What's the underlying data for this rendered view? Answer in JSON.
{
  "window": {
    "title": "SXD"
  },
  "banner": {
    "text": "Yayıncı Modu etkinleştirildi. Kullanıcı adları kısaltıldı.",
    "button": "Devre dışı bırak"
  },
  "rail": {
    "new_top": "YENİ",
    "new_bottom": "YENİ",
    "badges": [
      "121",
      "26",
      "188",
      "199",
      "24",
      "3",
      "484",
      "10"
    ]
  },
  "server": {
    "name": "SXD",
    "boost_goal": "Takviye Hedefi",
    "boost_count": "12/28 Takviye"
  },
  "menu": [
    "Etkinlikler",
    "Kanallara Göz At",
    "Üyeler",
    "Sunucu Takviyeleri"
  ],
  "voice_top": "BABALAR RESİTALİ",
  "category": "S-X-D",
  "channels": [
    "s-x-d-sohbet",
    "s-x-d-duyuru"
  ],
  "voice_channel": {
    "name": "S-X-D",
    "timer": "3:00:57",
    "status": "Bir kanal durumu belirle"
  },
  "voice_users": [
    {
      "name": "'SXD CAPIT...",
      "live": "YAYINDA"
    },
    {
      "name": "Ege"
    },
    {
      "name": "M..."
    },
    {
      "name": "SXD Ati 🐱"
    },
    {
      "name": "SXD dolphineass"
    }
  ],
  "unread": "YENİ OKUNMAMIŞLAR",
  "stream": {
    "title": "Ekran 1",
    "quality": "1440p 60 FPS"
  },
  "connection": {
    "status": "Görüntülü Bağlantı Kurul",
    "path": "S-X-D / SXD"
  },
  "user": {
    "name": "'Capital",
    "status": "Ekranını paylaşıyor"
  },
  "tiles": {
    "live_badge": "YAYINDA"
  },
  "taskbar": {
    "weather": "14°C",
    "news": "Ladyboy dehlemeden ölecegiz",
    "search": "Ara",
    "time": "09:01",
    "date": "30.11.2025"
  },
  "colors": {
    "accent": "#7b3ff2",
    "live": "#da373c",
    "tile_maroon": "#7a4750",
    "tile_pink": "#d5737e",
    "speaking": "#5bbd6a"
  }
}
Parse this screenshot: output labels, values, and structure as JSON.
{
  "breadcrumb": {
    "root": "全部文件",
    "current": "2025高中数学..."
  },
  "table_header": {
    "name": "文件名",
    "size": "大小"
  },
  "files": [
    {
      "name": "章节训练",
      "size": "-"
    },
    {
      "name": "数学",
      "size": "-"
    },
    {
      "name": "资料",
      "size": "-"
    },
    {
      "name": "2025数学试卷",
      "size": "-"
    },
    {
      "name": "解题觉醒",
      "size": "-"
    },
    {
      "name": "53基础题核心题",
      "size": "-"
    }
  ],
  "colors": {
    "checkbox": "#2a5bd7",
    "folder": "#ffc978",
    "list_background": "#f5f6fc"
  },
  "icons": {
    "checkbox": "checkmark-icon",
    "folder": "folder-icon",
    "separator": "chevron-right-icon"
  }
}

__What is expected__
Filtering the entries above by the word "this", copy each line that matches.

__Written solution__
What's the underlying data for this rendered view? Answer in JSON.
Parse this screenshot: output labels, values, and structure as JSON.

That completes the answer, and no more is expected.